Lavender Love

Almost 50 years ago I was fresh out of university and was working as a private gardener for an estate in Mississauga, Ontario.  The owner, who had the wonderful gardener name of Mrs. Iris Appleby, was an octogenarian who had emigrated with her husband from Wales in the 1920’s.

Being a young bride, she suffered some homesickness so her father in the UK would send her the local newspapers.  She was delighted when one week he included slips of lavender from his garden.

Mrs. Appleby managed to root a number of slips and she put them throughout the garden.  When I started working for her almost 50 years later there were beautiful fragrant masses that offered a big showing in her perennial borders.  I was amazed at how it was:  it grew well in sandy soil, was drought tolerant, disease and insect free and even the salt from the road didn’t seem to damage it.

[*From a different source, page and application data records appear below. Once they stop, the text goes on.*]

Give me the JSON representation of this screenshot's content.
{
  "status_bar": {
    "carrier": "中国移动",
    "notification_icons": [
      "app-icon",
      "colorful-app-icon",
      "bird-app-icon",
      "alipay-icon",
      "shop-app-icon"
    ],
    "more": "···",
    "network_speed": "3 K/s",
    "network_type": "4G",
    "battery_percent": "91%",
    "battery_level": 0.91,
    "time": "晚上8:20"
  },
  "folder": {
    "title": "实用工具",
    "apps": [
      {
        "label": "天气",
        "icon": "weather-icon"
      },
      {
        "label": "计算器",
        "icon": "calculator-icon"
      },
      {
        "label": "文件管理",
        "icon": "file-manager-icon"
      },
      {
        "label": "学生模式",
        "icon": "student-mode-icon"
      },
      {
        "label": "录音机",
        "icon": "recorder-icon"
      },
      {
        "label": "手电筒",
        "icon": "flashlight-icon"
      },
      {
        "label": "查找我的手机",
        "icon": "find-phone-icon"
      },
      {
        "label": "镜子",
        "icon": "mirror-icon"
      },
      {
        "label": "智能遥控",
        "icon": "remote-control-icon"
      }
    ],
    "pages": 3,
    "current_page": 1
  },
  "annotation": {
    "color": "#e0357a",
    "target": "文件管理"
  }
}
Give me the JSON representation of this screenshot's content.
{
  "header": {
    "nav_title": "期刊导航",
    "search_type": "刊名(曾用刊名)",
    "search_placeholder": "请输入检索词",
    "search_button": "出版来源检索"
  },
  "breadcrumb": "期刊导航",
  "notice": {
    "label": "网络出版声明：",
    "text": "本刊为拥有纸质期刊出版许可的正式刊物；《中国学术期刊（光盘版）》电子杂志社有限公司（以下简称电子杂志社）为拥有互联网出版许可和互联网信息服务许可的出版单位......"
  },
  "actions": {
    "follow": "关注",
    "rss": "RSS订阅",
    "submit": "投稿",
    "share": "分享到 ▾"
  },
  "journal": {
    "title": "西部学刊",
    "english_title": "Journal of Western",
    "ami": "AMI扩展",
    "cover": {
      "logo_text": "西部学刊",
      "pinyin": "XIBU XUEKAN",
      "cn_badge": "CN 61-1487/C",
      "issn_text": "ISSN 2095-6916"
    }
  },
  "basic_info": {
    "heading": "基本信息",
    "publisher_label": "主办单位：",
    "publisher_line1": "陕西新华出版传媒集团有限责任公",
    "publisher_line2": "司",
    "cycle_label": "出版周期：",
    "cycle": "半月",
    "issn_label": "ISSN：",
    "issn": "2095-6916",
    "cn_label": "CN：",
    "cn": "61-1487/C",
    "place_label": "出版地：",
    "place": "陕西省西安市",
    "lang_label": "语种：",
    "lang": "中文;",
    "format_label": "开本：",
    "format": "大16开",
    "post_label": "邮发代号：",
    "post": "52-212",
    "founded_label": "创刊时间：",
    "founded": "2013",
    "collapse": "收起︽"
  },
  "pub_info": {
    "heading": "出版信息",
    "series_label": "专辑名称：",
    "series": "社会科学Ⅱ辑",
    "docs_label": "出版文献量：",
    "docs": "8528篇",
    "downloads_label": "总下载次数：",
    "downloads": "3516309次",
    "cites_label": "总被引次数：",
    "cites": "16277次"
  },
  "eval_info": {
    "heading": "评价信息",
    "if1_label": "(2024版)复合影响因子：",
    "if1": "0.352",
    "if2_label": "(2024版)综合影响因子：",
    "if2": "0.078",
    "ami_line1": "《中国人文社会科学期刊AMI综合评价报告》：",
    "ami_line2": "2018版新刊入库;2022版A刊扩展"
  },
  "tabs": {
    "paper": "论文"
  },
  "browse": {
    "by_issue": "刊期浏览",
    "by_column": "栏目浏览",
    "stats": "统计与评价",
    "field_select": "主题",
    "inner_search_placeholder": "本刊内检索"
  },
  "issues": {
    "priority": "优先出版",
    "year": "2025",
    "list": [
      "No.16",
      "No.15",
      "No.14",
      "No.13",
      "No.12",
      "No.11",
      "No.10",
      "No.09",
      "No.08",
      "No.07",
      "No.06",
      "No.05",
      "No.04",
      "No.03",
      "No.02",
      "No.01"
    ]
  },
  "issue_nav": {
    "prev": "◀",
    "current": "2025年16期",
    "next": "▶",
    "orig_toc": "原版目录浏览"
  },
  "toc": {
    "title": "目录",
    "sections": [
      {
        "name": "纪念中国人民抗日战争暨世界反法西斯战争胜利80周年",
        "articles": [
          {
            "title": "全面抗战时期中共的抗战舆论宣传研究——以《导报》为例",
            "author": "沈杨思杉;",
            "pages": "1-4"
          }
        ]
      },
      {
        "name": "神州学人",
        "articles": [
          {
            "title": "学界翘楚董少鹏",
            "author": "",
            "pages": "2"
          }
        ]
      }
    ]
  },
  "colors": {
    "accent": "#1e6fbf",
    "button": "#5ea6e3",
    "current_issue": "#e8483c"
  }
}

Flash forward to today and I now have lots of lavender growing in my own garden.  Some is the original Welsh variety that Mrs. Appleby shared with me. The rest is made up of named varieties from two great gardens in England:

  • Munstead Blue, named after the home of famed British garden designer Gertrude Jekyll, and
  • Hidcote, named after the garden created by Major Lawrence Johnson.

Lavender usually flowers during the best weather of summer from the middle of July into August.  The astringent but refreshing fragrance will waft upstairs to open bedroom windows on a summer night and offers a relaxing and rejuvenating sleep.  The scent also takes me back to my childhood when my grandmother would put lavender oil on our pillows to help us breathe when we were suffering chest colds.

Maintenance of lavender is usually a hard shearing back in the Spring.  The stems of the plants may become woody after a decade so if the plant isn’t being as prolific as it could be, I’ll pull it out and replace it with a self-sown seedling that has volunteered itself in the same vicinity.  Spittle bugs will leave some of their froth on the stems but other than that lavender is very insect resistant.

Lavender is also a great plant as a natural mosquito repellant.  The scent of dried lavender leaves and flowers sewn into a sachet will keep clothing smelling fresh and clean and deters moths from woollens and closets.  The strongest scent is obtained if the flowers are picked just as the first buds begin to open.

An easy to grow, reliable and disease-free plant known to induce calmness and relaxation and reliably perennial, Hidcote and Munstead lavender deserve a space in every garden.

Garth Davey, July 2021
Questions? Email Garth at

Munstead Lavender Photo Credit: Walters Gardens